TASK GOAL:
Show, in full, each line of the data that contains "content".

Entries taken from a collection
□ □ □ □ □
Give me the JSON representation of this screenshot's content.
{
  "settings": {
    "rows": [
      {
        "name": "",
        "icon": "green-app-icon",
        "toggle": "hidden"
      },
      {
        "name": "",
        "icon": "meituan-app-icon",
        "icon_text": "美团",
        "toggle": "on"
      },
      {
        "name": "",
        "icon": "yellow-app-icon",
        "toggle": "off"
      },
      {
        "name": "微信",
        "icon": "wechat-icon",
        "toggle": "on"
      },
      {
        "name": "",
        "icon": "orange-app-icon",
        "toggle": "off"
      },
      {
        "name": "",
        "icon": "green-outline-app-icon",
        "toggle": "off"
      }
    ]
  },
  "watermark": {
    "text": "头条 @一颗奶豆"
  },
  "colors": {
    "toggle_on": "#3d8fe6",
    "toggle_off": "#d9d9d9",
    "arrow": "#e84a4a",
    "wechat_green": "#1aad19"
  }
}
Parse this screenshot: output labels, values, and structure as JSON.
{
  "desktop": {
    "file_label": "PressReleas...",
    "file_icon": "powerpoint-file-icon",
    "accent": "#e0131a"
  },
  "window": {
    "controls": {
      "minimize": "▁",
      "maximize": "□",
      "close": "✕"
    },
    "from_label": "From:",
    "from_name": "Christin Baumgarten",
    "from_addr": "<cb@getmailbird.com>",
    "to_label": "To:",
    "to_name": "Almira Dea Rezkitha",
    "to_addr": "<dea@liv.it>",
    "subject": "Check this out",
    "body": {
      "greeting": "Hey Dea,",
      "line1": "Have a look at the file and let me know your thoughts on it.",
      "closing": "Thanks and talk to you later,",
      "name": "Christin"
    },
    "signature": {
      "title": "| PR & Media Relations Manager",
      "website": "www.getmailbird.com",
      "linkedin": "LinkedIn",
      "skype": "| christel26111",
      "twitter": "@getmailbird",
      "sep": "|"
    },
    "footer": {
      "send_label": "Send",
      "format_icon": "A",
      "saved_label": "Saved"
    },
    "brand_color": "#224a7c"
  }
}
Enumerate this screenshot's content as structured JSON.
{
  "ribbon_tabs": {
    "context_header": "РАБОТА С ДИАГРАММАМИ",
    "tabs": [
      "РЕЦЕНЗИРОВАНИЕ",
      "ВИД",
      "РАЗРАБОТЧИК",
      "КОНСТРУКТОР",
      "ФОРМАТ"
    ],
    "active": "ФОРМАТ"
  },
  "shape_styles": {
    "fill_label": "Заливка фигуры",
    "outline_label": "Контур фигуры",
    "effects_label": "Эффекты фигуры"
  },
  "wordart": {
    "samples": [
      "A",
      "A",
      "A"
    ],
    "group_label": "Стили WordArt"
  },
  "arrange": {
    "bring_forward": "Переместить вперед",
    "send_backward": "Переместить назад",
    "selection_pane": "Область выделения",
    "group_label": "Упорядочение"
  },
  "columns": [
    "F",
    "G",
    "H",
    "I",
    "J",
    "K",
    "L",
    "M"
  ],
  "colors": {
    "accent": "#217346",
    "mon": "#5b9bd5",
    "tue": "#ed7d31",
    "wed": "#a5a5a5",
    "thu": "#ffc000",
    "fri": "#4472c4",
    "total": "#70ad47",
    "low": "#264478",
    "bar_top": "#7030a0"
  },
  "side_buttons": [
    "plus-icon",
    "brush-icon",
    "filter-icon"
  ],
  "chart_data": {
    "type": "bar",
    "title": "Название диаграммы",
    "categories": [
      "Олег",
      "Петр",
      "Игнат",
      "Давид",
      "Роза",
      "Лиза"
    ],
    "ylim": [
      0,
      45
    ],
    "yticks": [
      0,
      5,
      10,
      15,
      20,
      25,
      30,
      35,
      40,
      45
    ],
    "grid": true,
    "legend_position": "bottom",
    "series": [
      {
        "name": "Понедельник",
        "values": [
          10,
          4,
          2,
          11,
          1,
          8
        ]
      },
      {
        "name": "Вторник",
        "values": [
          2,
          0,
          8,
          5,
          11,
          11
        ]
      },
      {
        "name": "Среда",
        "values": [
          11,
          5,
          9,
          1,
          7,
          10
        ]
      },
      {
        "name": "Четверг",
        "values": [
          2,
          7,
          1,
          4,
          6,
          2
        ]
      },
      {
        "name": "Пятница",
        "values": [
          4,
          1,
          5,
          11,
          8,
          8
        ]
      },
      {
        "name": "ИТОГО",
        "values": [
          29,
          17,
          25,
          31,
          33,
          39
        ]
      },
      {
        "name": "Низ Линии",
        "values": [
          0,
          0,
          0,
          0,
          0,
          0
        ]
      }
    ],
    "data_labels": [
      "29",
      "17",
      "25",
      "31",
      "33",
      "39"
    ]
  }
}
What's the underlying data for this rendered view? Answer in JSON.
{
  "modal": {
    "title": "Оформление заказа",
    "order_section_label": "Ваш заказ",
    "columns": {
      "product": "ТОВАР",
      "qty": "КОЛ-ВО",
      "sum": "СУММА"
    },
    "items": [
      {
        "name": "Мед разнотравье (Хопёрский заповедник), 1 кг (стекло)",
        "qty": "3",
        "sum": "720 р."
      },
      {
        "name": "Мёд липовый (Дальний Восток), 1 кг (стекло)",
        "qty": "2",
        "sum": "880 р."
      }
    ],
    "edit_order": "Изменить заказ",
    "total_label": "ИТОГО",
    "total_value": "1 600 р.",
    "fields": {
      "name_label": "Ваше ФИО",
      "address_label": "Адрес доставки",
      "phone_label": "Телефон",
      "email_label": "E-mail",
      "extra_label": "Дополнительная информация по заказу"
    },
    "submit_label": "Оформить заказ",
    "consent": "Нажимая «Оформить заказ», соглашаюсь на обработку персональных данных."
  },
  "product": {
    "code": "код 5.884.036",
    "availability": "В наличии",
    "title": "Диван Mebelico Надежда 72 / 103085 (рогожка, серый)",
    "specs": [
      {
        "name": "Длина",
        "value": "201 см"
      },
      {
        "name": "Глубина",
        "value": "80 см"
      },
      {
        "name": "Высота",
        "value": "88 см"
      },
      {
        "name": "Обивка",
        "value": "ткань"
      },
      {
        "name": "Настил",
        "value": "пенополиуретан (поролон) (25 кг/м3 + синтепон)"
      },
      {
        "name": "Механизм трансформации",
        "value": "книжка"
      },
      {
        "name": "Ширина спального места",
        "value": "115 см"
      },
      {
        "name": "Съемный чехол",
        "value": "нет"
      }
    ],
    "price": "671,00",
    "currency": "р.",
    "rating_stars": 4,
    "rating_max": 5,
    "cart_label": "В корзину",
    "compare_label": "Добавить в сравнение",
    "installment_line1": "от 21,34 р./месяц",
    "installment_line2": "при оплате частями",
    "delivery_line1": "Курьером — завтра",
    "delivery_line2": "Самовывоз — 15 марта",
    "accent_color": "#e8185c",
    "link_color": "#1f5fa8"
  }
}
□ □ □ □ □
SOLVED EXERCISE:
Give me the JSON representation of this screenshot's content.
Enumerate this screenshot's content as structured JSON.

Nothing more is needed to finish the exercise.